I enter the Department of Motor Vehicles and walk up to the front desk where a
"Hi! I need to get my license renewed," I happily tell the gentleman.
Without a word or any semblance of human expression, he hands me a paper with a number on it and points to his right.
"Thank you!" I say as head in the direction he's pointing.
I arrive in a waiting area of sorts and take a seat. There are twenty happy state employees just waiting on pins and needles to help me. So naturally, I sat there for fifteen minutes until one of them decided to do some work, and called my number. I approached a woman who was much too busy talking to her coworker to bother looking up at me.
"You should go to this bar with me. They play country music there. Oooo! We could call you Lurlene! I never give out my real name when I meet people at a bar. If a guy asks me my name, I tell him Maria and hope that my friends don't come by and call me Emily in front of him. I think we should go to the country bar and we'll call you Lurlene. Isn't that hilarious?"
"Hee hee hee! I never use my real name either! And if someone asks me for my phone number, I always say 588-2300. (You may only get this if you live in Chicagoland, but it's the number for a carpet company and for like 500 years, they've sang that stupid phone number on their commercials. Everyone has that number etched in their brains.)
"Hee hee hee. That's funny Lurlene!
I mentally thank God that I'm married (even if it's to a man who makes Kool-Aid fish and paints the insides of closets) because I cannot imagine being on the single scene with folks like these. Seeing that they have no intention of ending their exchange of dating tips any time soon, I cleared my throat and asked, "Excuse me. Am I in the right place?"
Anyway, I plopped my old license in Lurlene's friend's outstretched hand. She looked at it, typed on her computer, and asked, "Is your address the same?"
"Is your height and weight the same?"

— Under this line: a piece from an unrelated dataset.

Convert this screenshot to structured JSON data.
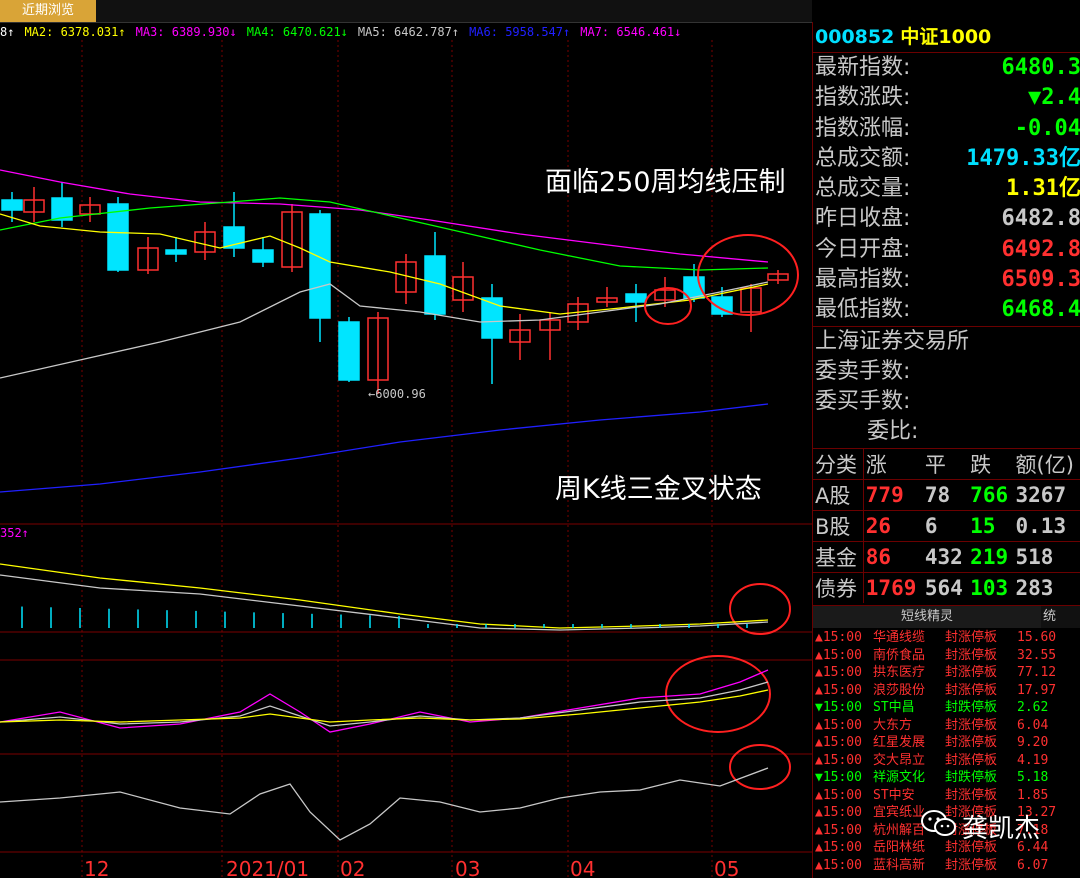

This is the part where I snorted a little. I replied sarcastically, "Yeah, I'm still 125 pounds." I laughed hysterically thinking that was pretty darn funny as it's quite clear that I haven't seen 125 since Jimmy Carter was in office. Apparently Lurlene's friend wasn't amused as she looked at me deadpan, and said, "So it's 125?"
"Umm no. It's ummm, well, it's kinda, umm," I stammered, not really wanting to tell her the truth.
She rolled her eyes, as if to say, "Look lady, it doesn't matter what your driver's license says, you're a cow and no number you give me is going to change that. Now hurry up because I have bar hopping plans to make."
I decided that lying was the best policy and told her to put 150. Ha! I only wish I was 150.
She pushed a paper at me and, yawning with boredom, told me to sign it and then take my old license to the cashier in yet another line.
I stood in the cashier's line and encountered yet another friendly, smiling face. I'm not positive, but I think she said, "That'll be $10 and you suck for taking up my time." I paid her and moved on to line number four.
This is where I had the vision test. I'm pretty sure I could be legally blind and still pass. "Look into the machine. Do you see any letters?"
"Yes. G, B, T..."
He cut me off, "You don't need to tell me what they are. Do you see flashing lights on the right, the left, or both sides?"
"Good enough! Go over there to the update counter now."
OK then. I was able to bypass the written test line and the behind-the-wheel test line this time. I walked over to the update counter and stood in line there. Finally I was greeted by yet another fun, friendly, happy-to-be-alive DMV employee. I handed her my old license and paperwork. She directed me to take a seat in another waiting area. I waited there for my name to be called so I could get my picture taken.
The woman who called my name and took my picture actually smiled at me. I couldn't figure out how she ever managed to get a job there. I stood against the backdrop and smiled. After she took the picture (or so I thought), I relaxed my stance and made a goofy face at Savannah who was waiting for me. That's when she clicked the camera. She looked at the picture and said something along the lines of, "That's a terrible picture! You look like a serial killer. Stand back over there."
Now, I should have been ecstatic that she noticed it was a bad picture and let me have a "do-over", right? I mean, I'd hate to be caught speeding some day and have the police officer arrest me just because I look like a psychopath in my driver's license photo. But (and this is the really pathetic part) I thought to myself, "Oh bummer. If she made me keep the awful photo, that would make a pretty good blog post!" I know, I know. I warned you it was pathetic.
So I went to another waiting area until my new license was ready. It actually didn't turn out too badly. Well, except for the part where Savannah brought to my attention that I was only wearing one big, gold hoop earring and I had my sunglasses pushed up in my hair like a headband. I'm such a dork. But still, I was only at the DMV for 4 1/2 hours and I only had Savannah with me, and IL has pretty new licenses with red on them! So all in all it was good.